Dataset rows describing interfaces

--*--

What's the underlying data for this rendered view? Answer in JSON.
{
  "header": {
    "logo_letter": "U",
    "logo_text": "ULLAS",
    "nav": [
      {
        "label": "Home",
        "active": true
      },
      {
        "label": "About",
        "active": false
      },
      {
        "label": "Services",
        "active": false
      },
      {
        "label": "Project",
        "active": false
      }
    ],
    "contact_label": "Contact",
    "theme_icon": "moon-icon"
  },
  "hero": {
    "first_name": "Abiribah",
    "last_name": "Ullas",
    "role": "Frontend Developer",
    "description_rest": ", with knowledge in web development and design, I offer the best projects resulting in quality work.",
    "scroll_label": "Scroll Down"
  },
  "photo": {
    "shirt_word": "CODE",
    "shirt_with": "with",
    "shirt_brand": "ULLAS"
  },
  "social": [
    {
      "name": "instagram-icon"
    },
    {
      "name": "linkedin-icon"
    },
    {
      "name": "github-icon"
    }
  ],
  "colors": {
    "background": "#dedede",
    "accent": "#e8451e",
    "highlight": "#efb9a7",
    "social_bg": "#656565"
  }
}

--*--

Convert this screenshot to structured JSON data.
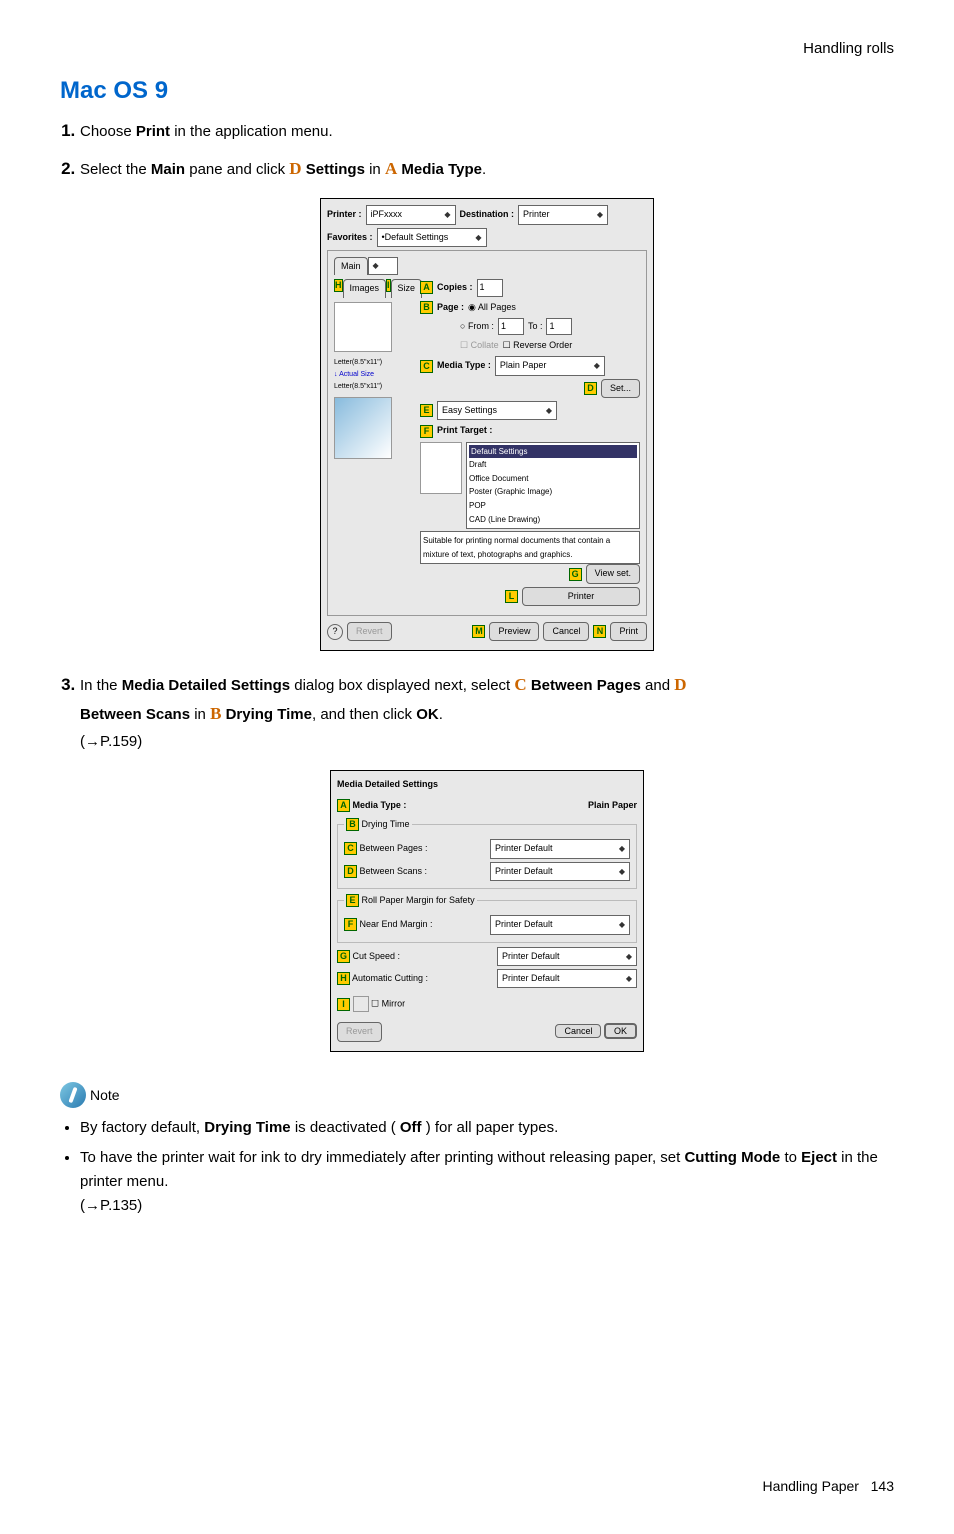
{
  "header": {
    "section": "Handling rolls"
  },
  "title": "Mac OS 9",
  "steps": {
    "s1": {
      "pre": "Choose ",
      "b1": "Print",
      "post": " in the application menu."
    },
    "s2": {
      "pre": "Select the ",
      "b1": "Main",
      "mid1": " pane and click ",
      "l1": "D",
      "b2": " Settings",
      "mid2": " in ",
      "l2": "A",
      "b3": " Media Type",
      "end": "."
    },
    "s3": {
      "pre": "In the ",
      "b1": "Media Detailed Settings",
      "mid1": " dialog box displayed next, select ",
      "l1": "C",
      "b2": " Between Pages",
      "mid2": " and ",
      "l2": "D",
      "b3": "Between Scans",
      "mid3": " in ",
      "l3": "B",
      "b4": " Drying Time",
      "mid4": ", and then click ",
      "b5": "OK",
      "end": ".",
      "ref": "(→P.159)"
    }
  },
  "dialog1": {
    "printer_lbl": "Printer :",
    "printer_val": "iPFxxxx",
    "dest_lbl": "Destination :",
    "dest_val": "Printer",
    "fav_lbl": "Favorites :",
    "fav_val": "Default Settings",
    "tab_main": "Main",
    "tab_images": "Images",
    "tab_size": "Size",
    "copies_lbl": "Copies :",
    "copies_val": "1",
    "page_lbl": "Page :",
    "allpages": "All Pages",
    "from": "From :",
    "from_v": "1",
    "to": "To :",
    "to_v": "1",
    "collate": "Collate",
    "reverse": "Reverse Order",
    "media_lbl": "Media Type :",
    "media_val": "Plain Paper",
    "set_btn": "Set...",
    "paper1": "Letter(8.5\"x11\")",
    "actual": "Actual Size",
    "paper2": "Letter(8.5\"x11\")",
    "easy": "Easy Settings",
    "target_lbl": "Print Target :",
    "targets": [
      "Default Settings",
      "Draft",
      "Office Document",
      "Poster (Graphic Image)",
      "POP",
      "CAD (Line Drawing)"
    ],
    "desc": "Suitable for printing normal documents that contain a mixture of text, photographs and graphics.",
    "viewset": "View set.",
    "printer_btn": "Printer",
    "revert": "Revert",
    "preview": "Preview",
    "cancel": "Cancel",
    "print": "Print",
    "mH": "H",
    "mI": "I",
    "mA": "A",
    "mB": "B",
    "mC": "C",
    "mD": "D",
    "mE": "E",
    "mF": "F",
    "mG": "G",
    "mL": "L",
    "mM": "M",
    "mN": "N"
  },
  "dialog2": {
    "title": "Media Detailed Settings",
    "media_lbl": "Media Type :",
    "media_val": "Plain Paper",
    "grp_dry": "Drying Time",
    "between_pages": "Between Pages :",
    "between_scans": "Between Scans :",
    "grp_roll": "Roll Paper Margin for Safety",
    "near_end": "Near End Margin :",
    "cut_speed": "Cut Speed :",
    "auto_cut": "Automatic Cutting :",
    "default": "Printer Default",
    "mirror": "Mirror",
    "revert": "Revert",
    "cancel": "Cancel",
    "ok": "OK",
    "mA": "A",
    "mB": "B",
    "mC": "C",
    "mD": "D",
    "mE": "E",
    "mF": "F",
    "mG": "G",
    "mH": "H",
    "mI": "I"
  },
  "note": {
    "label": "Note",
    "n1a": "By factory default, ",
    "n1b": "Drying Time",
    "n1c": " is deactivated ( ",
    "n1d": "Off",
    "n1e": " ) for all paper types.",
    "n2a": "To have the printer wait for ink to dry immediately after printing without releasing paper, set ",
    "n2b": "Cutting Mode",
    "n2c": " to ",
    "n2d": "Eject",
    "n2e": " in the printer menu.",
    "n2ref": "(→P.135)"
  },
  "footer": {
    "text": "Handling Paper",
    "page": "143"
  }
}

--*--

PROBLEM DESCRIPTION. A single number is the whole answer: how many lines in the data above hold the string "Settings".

EXERCISE ANSWER. 6